Ask Dr. Roach: Treatment given for chronic dry eyes fails to improve condition
DEAR DR ROACH >> I developed chronic dry eyes after having cataract surgery on both eyes. I consulted an ophthalmologist who specialized in treating dry eyes. She prescribed Restasis, but my condition didn’t improve after three months of use. She then switched me to Xiidra and instructed me to use it for two more refills, which lasted nine months.
At the end of my conversation with the dry eye specialist, she said that she had done everything she could for me. I inquired about the Miebo drug that was recently approved or the LipiFlow procedure. She mumbled something, then said “goodbye” and “good luck.” Was she openly admitting her incompetence?

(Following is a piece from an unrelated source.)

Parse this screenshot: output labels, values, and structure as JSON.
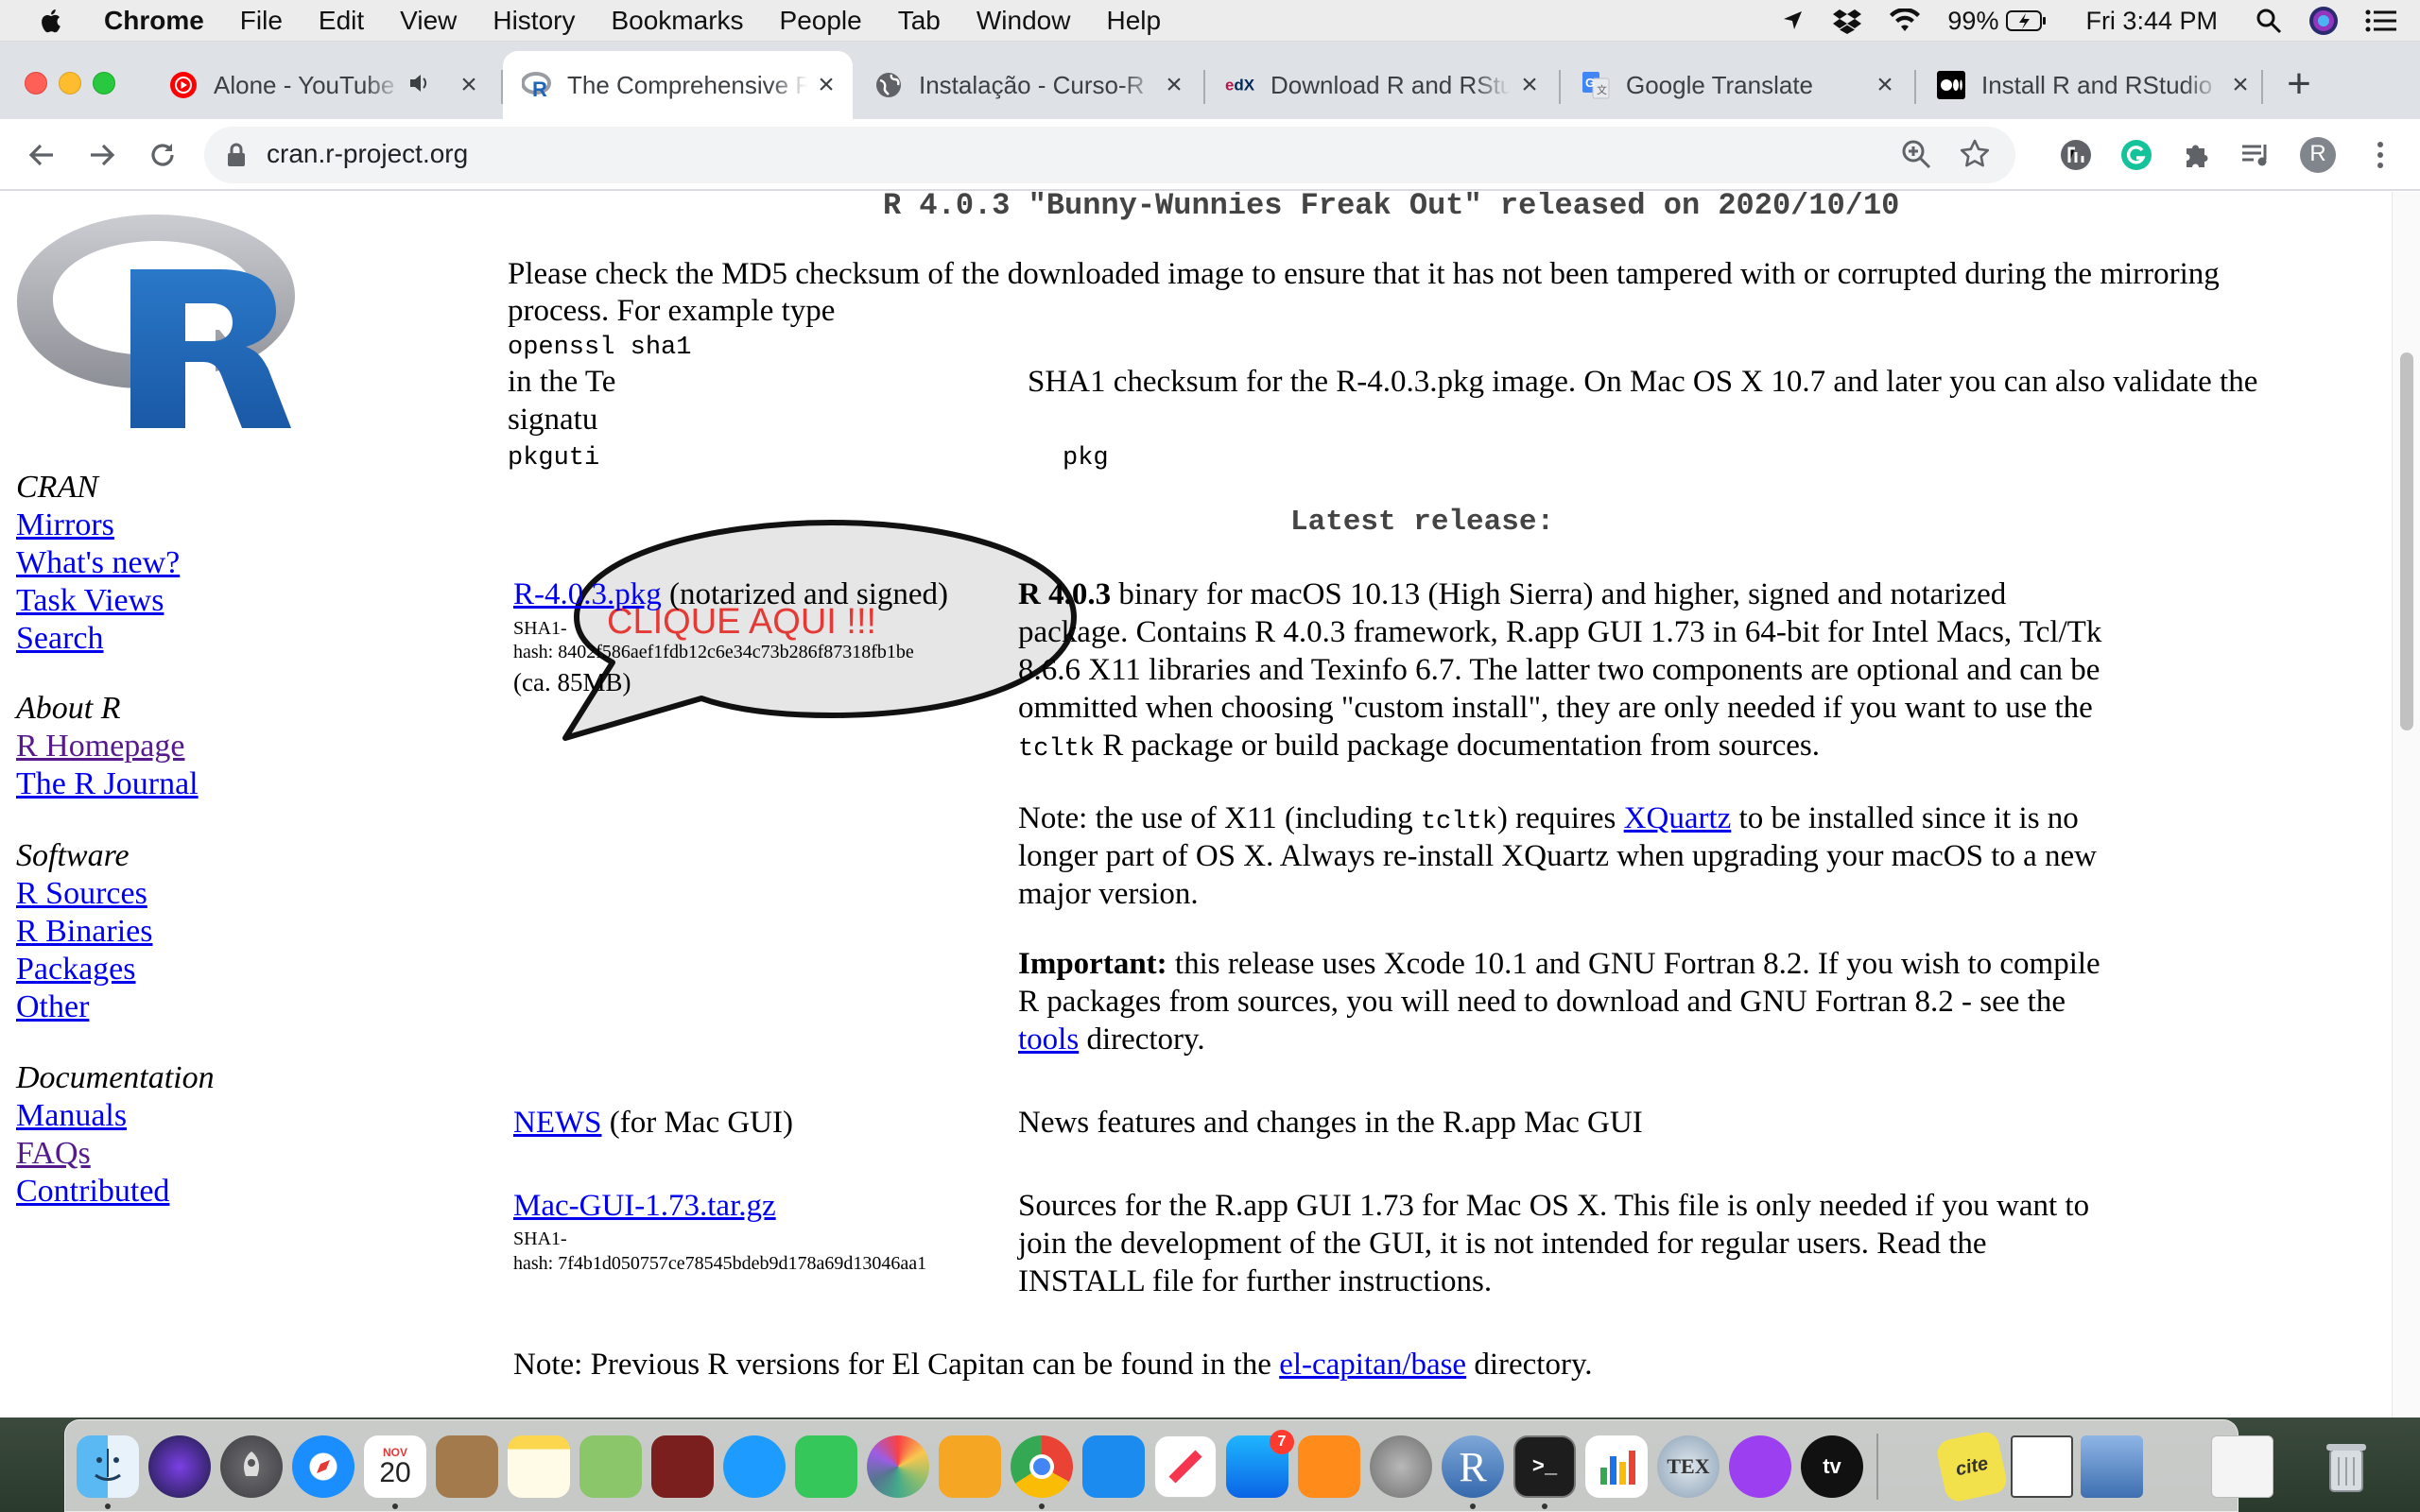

Dear Reader >> It’s hard for me to believe that a dry eye specialist wouldn’t know about the new treatments available in their area of expertise, and I can only guess that there was some kind of miscommunication. As a generalist, I have to know at least a little bit about a whole lot of conditions, rather than a specialist who knows a whole lot about just a few conditions.
For most people with dry eyes, starting with artificial tears is usual and effective for many people, but I certainly have had patients use artificial tears many times daily and still have unpleasant symptoms. I also recommend trying to avoid dry areas, especially with high airflow.
Most people with dry eyes have blockages in the meibomian glands, which secrete an oily substance that helps prevent the eye fluid from drying and forces the lacrimal glands to make more tears. (This leads to the paradox of people having red, watery eyes when they really have dry eye disease.) Trying to unblock the meibomian glands with baby shampoo and warm water is another treatment generalists like me often try. But when these therapies aren’t working, an ophthalmologist is essential.
The ophthalmologist can do an exam to be sure if the meibomian glands are blocked. Among the treatments they have available are the ones you tried: cyclosporine (Restasis), which works well for a minority of people; lifitegrast (Xiidra), which decreases inflammation; varenicline (Tyrvaya), which increases tear production; and Miebo (perfluorohexyloctane), which works by reducing evaporation.
If the problem is the blocked glands, doctors can also consider more powerful treatments to unblock the meibomian glands. One of these, Lipiflow, is a heat-based treatment. My
colleagues in ophthalmology, to whom I refer, tell me that this is often a successful treatment, although the process may need to be repeated, sometimes every six months and sometimes longer. Ophthalmologists can also place plugs to reduce the loss of tears through drainage.
DEAR DR. ROACH >> We’re told to wash our hands with soap and water for 20 seconds to kill the COVID-19 virus. How long should we wash our hands to kill bacteria and other viruses?
Dear Reader >> 20 seconds is the right amount of time for bacteria and viruses. An alternative is an alcohol-based handrub, which is fast and effective. Of course, you should wash your hands before and after eating — and after using the restroom. Bacterial spores cannot be easily killed, but they are effectively washed off by soap and water. In cases where spores are a concern (Clostridioides difficile is a big one), then handwashing is essential, as alcohol is ineffective.
Contact Dr. Roach at ToYourGoodHealth@med.cornell.edu.